A follow-up to The Sterkarm Handshake (which PW called "a gripping time-travel adventure"), A Sterkarm Kiss by Susan Price finds Andrea Mitchell returning to "16th side" (aka 16th-century)—albeit to a slightly different dimension where familiar people (namely her beloved Per, introduced in the first book as the only son of a Sterkarm lord) have never met her. Andrea leaps at the chance to return to the present, but soon becomes embroiled in a feud between the Sterkarm and Grannam families. (HarperCollins, $16.99 288p ages 12-up ISBN 0-06-072197-9; Oct.)

Food and fashion collide in My Scrumptious Scottish Dumplings: The Life of Angelica Cookson Potts, Cherry Whytock's sequel to My Cup Runneth Over. Angel takes an embarrassing trip to Scotland with her parents and gets caught up in her father's dispute with Harrods department store over haggis of dubious repute. (S&S, $14.95 176p ages 12-up ISBN 0-689-86549-X; Oct.)

Advice for Teens

New titles help teens better understand themselves and their world. With advice and real-world examples, It's Your World—If You Don't Like It, Change It: Activism for Teenagers by Mikki Halpin is aimed at teens trying to combat intolerance and injustice in such areas as animal rights, racism, environmental issues and LGBTQ (Lesbian, Gay, Bisexual, Transgender, and Questioning youth) acceptance. Halpin's guide suggests Internet and print resources and contains firsthand accounts from involved high school students. (Simon Pulse, $8.99 paper 304p ages 12-up ISBN 0-689-87448-0; Sept.)

The paperback Sex, Puberty and AllThatStuff: A Guide to Growing Up by Jacqui Bailey helps demystify the changes that occur during the teen years. In a reassuring, assertive tone, Bailey describes the bodily and hormonal aspects of puberty and dispels myths such as the perils of too much masturbation. Also covered are same-sex attraction, managing a good relationship and contraception. Cartoon scenarios, lists and slang add to the book's accessibility and appeal. (Barron's, $12.95 paper 112p ages 11-16 ISBN 0-7641-2992-9; Sept.)

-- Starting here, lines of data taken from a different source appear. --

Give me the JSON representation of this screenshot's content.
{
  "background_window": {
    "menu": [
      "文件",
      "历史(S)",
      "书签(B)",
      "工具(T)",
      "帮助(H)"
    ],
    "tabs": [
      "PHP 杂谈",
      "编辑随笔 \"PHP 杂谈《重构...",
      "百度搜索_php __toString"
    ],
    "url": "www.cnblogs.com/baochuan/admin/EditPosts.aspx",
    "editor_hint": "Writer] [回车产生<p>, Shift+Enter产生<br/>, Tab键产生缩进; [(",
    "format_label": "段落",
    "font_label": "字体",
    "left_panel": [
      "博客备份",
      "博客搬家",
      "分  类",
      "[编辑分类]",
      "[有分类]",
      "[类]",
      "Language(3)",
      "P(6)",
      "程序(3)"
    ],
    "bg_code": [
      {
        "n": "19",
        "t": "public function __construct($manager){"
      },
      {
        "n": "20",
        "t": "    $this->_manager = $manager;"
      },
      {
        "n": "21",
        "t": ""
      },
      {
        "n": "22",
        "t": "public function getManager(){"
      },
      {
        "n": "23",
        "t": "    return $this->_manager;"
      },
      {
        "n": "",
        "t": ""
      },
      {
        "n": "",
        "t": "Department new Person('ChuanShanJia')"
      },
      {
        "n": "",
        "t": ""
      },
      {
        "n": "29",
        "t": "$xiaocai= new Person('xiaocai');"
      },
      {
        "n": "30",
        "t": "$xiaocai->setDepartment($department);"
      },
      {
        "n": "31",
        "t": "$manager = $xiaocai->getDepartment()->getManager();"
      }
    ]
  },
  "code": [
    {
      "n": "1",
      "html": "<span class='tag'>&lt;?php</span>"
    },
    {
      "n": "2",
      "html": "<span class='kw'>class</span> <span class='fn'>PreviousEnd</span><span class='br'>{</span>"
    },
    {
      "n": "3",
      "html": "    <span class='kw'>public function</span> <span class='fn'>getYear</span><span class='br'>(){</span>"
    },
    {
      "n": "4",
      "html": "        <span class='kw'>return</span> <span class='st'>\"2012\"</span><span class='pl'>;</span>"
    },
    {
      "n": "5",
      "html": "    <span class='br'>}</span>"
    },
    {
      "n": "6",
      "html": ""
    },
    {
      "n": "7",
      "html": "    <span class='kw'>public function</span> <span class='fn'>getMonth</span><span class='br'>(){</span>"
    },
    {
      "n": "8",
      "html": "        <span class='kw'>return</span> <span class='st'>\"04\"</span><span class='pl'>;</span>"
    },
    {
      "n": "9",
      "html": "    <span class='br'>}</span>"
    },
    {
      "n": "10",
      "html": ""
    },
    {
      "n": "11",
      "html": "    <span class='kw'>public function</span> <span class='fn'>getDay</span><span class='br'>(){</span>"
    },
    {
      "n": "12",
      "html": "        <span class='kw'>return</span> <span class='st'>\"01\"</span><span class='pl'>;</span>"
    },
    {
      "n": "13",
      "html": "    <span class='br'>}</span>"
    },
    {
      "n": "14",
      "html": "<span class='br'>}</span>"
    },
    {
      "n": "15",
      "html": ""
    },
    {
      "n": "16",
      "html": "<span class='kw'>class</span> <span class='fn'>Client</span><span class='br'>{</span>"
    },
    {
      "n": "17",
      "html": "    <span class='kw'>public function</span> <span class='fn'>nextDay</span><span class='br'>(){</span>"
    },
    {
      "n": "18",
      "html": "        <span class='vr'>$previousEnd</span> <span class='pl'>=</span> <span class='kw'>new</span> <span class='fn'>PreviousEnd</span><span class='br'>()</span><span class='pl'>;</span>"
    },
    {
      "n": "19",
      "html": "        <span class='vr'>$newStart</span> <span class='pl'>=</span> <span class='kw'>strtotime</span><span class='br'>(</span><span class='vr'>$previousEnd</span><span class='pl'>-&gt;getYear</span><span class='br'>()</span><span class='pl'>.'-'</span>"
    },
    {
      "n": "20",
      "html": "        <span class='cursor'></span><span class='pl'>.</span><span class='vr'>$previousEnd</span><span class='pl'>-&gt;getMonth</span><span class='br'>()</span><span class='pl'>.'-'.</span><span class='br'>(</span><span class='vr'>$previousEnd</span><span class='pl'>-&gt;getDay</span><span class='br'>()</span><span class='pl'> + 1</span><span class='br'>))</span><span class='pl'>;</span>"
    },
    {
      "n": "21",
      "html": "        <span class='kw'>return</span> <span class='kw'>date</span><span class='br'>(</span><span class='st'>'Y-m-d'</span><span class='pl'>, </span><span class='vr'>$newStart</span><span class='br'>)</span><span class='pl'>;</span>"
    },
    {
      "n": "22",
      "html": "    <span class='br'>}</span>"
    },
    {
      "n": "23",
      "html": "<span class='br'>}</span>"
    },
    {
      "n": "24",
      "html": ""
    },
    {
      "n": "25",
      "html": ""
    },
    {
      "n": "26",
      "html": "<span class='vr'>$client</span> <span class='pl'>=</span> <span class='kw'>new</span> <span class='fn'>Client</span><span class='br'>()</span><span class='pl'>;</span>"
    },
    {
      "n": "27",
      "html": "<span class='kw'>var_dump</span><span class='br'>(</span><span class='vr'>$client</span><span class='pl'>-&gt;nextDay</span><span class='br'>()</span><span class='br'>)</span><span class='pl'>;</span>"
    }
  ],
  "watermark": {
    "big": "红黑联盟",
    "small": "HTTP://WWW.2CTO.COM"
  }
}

In hip, pseudo tarot—style, The TeenOracle: The Magical Way for Teens to Answer Questions About Love, Style, Friends, and Futures by Emrys is packaged with 25 "oracle" cards and 25 "Help!" cards within a hardcover shell, and a full-color paperback that describes how the cards can help teens make decisions regarding dates/love, style/image and home life. Emrys explains the meanings of the oracle cards while encouraging teens to open their minds. (Barron's, $16.95 96p 50 cards ages 12-up ISBN 0-7641-7770-2; Aug.)